Yet the movie's biggest shocker lies in how perversely unfunny it all is. Neither Scott nor Knoxville is much of a natural comedian; they both have a mad gleam in their eyes, which is their biggest asset as performers, but neither has the comic inspiration to make fundamentally witless material play better than it should. And why are they playing their roles so seriously? Why is everyone? Boss Hogg and Roscoe P. Coltrane were lovable doofuses once upon a time, but not as enacted by Burt Reynolds and M.C. Gainey they're not; hissing with menace, this duo could be auditioning for psychopath roles in the next Rob Zombie endeavor. (Poor Willie Nelson, meanwhile, is used as a joke ... did you know the man likes to get high?) If you have previous awareness of the Dukes of Hazzard TV show, whatever your feelings about it, this cinematic updating may seem bizarre to the point of insanity. (If you don't, I'm guessing it'll just seem incoherent.) Heavy where it should be light, logy where it should be zippy, The Dukes of Hazzard isn't just a bad movie; it's a stupifyingly misguided one.
And, for reasons known only to studio heads, it was the only debuting national release to arrive over the August 5 weekend, meaning millions of suckers probably lined up for the film merely because it was the only new thing out there. I'm hoping at least a few of you chose to curl up with a good book instead.
Lynda Carter is among the injured parties appearing in The Dukes of Hazzard, but if you're jonesing to see the former Wonder Woman again, you're far better off catching her in Sky High, Disney's live-action comedy that cleverly uses super-heroics as a metaphor for puberty, and which is far smarter and a lot funnier than Dukes. By the time it gets to its action-blockbuster finale, the movie has pretty much run out of inspiration, but that still means you get nearly 90 minutes of pleasure from its visual gags and the contributions of a top-tier cast - Michael Angarano is superbly confident playing ill-at-ease, his high-school cohorts are all terrific, and Kurt Russell, former Kids in the Hall Dave Foley and Kevin McDonald, and the great Bruce Campbell are delightfully stylized. Sky High is perfect light escapism. Why, this summer, is that so hard to find?
MUST LOVE DOGS
Nonsensical plotting in the guise of "realism." Characters whose motivations and intentions switch on a dime.
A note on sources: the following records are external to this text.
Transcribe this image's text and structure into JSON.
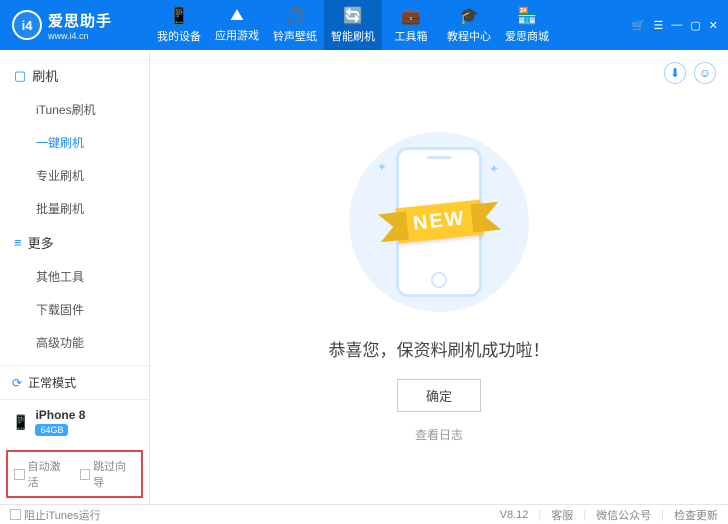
{
  "app": {
    "name": "爱思助手",
    "url": "www.i4.cn",
    "logo_text": "i4"
  },
  "top_nav": [
    {
      "icon": "📱",
      "label": "我的设备"
    },
    {
      "icon": "⛰",
      "label": "应用游戏"
    },
    {
      "icon": "🎵",
      "label": "铃声壁纸"
    },
    {
      "icon": "🔄",
      "label": "智能刷机",
      "active": true
    },
    {
      "icon": "💼",
      "label": "工具箱"
    },
    {
      "icon": "🎓",
      "label": "教程中心"
    },
    {
      "icon": "🏪",
      "label": "爱思商城"
    }
  ],
  "sidebar": {
    "sections": [
      {
        "icon": "▢",
        "title": "刷机",
        "items": [
          {
            "label": "iTunes刷机"
          },
          {
            "label": "一键刷机",
            "active": true
          },
          {
            "label": "专业刷机"
          },
          {
            "label": "批量刷机"
          }
        ]
      },
      {
        "icon": "≡",
        "title": "更多",
        "items": [
          {
            "label": "其他工具"
          },
          {
            "label": "下载固件"
          },
          {
            "label": "高级功能"
          }
        ]
      }
    ],
    "status": {
      "label": "正常模式"
    },
    "device": {
      "name": "iPhone 8",
      "storage": "64GB"
    },
    "checks": [
      {
        "label": "自动激活"
      },
      {
        "label": "跳过向导"
      }
    ]
  },
  "main": {
    "ribbon": "NEW",
    "success_text": "恭喜您，保资料刷机成功啦！",
    "ok_button": "确定",
    "log_link": "查看日志"
  },
  "footer": {
    "block_itunes": "阻止iTunes运行",
    "version": "V8.12",
    "links": [
      "客服",
      "微信公众号",
      "检查更新"
    ]
  }
}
Labored, 10-years-too-late insights about the Internet and the singles scene. A group of supporting figures whose conversations only revolve around the leading lady's love life. Polished line readings from a cast - Diane Lane, John Cusack, Elizabeth Perkins, Christopher Plummer, Stockard Channing, Ben Shenkman - that's ridiculously ill-used. Zero in the way of romantic chemistry. Shameless propagation of every cliché in the chick-flick handbook. Dermot Mulroney, who's practically a chick-flick cliché unto himself. Must Love Dogs? I really, really didn't.